--RUSHING OFFENSE: A-minus - Kareem Hunt's red-hot start makes 107 yards on 29 carries seem pedestrian by comparison, but the rookie once again thrived in the second half and down the stretch in helping the Chiefs put the game away late. Hunt found very few holes in the Houston front seven early, but still found a way to wiggle his way for yardage. His 82 yards rushing in the second half helped the Chiefs hold off a Houston rally.
--PASS DEFENSE: C - The Chiefs defense held Deshaun Watson in check much of the night but the rookie exploded in the fourth quarter for 201 passing yards on 9-of-16 passing and three touchdowns. Watson finished with five touchdown passes. That is just the seventh time the Chiefs allowed five touchdown passes in a game in franchise history, and just the second time they still won the game. The Chiefs collected three sacks, but Watson made the secondary pay repeatedly when he escaped pressure and found receivers downfield.
--RUSH DEFENSE: C-plus - Kansas City held Lamar Miller and D'Onta Foreman to 108 yards on 19 carries, but the defense struggled at times with Houston's misdirection. The Texans used read-option plays and wide receiver sweeps with great effect.
--SPECIAL TEAMS: A-minus - Tyreek Hill put the game out of reach with his 82-yard punt return for a touchdown with 7:22 remaining in the game that put the Chiefs ahead 39-20. Rookie Harrison Butker, appearing in just his second NFL game, went 5-for-5 on field-goal tries and scored 18 points on the night. The only blemishes came on a 49-yard punt return surrendered to Will Fuller V and a risky punt return by De'Anthony Thomas from near his own goal line.

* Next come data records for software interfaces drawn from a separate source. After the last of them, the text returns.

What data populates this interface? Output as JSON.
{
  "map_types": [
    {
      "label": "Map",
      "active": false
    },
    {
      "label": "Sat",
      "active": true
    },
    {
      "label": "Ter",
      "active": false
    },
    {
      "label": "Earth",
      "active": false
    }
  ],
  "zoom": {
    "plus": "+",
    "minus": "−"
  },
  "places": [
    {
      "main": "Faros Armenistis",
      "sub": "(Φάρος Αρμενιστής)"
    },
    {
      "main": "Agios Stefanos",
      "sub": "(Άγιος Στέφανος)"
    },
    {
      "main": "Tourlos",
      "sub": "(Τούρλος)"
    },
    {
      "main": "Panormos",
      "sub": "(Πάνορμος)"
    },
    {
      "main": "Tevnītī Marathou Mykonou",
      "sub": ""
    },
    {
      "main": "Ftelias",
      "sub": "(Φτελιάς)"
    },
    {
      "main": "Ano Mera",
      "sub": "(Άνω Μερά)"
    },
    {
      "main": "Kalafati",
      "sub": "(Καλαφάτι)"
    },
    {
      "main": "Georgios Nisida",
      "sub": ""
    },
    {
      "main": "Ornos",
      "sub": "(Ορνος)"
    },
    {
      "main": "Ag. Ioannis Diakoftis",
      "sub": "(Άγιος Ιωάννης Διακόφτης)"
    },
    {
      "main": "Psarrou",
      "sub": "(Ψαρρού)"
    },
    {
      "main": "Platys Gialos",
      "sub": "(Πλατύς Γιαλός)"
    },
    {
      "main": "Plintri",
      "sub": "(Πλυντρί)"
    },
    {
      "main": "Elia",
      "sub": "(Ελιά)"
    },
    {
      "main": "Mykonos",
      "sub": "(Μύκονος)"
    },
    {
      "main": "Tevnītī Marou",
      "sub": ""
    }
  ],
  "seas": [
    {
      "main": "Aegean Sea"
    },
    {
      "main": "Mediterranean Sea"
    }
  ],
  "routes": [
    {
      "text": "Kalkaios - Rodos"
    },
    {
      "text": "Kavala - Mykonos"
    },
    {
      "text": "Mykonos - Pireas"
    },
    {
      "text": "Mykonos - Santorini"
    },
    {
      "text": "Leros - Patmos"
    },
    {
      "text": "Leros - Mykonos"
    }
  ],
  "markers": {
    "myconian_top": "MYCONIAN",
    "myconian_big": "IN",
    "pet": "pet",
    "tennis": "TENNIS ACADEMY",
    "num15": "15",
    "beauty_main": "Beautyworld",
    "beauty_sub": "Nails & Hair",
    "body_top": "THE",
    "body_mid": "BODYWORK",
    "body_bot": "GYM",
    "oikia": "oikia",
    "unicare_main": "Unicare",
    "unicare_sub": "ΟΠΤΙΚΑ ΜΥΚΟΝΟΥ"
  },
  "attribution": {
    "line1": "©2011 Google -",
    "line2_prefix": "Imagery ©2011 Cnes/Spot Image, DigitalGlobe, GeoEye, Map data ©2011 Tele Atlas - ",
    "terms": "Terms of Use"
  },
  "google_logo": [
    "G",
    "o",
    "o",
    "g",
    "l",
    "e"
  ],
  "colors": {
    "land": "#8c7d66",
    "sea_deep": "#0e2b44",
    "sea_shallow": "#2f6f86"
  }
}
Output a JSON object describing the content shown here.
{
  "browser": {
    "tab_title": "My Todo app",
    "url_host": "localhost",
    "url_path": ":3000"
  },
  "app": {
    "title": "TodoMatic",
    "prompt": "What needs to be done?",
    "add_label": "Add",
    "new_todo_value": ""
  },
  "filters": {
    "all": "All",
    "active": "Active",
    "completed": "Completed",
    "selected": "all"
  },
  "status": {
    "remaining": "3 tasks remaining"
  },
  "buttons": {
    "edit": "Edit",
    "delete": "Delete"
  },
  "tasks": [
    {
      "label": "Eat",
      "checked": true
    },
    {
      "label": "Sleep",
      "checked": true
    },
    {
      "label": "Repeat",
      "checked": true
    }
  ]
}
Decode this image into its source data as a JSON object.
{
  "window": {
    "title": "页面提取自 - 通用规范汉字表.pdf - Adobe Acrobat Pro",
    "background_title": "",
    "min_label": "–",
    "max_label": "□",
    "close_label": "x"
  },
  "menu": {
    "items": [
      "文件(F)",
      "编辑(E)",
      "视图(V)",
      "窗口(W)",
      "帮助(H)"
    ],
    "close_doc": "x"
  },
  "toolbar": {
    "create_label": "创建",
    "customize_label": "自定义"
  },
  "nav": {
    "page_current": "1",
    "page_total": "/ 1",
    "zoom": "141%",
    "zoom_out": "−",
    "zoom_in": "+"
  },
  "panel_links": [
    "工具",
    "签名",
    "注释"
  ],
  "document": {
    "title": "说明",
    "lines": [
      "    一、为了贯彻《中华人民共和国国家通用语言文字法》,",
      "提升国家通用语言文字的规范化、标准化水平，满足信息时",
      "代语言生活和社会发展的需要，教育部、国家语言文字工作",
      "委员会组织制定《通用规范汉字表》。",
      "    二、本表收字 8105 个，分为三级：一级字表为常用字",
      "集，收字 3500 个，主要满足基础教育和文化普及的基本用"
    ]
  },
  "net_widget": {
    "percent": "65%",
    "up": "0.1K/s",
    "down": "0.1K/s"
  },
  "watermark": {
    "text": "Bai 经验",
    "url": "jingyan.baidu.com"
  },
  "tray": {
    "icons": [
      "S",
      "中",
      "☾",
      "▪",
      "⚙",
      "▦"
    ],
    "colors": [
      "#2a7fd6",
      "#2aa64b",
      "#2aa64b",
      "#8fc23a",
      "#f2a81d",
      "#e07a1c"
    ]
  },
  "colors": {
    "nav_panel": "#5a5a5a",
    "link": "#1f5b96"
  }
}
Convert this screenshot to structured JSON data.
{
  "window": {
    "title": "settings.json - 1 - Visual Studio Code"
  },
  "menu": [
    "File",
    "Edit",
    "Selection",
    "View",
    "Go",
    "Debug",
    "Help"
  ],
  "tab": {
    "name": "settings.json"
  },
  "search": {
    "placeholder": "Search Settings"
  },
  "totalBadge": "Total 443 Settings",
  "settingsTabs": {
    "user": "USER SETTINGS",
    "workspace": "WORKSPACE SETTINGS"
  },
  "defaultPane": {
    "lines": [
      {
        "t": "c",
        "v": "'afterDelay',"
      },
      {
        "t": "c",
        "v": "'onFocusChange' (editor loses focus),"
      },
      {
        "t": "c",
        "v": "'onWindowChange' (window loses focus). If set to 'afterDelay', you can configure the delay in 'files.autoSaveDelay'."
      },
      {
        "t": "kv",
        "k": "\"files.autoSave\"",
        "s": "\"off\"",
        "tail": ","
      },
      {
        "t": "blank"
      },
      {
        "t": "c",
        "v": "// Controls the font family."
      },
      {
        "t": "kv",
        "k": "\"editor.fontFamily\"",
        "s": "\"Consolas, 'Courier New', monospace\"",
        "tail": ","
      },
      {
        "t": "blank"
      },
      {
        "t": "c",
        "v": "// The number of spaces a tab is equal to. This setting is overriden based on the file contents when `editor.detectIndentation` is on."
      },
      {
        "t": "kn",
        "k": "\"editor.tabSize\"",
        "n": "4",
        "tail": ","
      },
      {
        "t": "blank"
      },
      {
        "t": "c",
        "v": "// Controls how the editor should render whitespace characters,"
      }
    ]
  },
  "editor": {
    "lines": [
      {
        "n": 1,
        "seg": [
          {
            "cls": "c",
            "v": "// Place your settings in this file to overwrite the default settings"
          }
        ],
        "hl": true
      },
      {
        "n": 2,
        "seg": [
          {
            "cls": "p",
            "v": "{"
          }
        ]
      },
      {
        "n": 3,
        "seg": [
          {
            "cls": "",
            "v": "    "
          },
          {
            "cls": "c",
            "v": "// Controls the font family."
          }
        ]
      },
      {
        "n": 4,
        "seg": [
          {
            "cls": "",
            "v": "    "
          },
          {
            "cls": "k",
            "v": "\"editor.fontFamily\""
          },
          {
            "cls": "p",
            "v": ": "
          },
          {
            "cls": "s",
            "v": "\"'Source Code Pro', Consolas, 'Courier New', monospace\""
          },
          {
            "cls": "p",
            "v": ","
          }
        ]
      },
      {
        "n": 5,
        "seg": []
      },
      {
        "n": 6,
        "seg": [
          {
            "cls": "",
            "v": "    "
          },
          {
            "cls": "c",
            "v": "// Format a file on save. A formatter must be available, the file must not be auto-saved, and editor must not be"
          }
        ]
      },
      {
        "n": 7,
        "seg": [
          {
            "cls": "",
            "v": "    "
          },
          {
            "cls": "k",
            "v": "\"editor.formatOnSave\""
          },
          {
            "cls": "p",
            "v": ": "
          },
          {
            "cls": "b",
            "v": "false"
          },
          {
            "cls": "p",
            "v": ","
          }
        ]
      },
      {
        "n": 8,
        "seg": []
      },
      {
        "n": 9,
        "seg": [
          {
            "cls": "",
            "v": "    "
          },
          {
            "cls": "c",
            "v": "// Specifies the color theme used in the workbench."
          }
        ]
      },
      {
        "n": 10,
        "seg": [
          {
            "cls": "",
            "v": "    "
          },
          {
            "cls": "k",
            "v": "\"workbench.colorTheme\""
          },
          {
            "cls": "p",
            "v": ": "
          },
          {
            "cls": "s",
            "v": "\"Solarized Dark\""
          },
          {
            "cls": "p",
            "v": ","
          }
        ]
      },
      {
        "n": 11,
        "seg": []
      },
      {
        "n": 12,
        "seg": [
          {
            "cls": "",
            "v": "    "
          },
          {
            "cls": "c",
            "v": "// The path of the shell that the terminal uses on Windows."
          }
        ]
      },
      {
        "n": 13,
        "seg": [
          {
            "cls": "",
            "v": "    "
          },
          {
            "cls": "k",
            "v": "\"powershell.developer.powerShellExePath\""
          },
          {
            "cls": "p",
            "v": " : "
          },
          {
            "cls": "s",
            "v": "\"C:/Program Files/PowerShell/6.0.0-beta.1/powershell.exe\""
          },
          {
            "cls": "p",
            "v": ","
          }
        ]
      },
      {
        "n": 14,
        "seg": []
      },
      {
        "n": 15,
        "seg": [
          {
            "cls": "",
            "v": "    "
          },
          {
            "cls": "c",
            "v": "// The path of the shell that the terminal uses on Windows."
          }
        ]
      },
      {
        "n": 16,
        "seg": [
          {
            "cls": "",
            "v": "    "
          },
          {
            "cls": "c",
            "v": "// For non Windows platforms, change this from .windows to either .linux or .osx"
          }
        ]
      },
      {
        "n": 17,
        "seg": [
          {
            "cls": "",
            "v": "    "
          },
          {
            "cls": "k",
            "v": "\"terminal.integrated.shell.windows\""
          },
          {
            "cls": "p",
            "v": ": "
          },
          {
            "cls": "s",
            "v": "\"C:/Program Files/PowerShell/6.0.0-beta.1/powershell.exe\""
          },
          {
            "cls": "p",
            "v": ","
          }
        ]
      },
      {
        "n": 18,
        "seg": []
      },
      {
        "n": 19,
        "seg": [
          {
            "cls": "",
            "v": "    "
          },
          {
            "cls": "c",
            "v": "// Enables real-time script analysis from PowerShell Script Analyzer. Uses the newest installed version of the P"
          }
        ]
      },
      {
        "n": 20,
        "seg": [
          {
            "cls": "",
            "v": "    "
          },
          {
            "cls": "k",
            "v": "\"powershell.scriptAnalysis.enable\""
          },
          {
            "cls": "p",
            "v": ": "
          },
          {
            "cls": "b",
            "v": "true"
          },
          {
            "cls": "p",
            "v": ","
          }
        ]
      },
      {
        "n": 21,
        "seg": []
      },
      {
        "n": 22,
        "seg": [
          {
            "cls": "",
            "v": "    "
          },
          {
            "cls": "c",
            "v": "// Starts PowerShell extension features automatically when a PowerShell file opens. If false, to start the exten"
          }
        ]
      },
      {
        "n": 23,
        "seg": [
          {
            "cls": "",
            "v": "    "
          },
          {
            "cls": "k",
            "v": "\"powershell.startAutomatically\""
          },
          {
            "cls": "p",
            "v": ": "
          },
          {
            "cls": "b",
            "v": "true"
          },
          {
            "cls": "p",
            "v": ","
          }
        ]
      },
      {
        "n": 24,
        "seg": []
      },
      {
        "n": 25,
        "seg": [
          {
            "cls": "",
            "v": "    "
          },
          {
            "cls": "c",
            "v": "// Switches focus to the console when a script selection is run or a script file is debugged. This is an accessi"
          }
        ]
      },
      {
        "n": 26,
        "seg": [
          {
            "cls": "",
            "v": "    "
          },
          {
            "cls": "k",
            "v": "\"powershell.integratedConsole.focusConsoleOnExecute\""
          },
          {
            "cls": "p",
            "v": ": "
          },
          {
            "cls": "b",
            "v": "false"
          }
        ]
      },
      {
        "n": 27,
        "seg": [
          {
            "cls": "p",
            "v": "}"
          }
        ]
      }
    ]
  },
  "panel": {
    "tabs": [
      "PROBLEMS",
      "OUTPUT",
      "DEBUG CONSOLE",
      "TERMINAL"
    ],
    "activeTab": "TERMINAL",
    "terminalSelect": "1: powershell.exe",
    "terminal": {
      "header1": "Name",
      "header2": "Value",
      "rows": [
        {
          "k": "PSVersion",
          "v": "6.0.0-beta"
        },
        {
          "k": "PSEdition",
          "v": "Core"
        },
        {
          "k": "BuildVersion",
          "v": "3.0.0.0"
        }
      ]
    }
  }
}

--COACHING: B-plus - Head coach Andy Reid's offensive game plan proved effective, although the team struggled in the red zone settling for too many field goals. Reid's offense runs like a faucet right now, seemingly able to turn it on and off at will. The Chiefs' defense bottled up Watson and the Texans for three quarters, but the fourth-quarter explosion is a cause for concern. Special teams was a huge factor, and it was a big night for coordinator Dave Toub.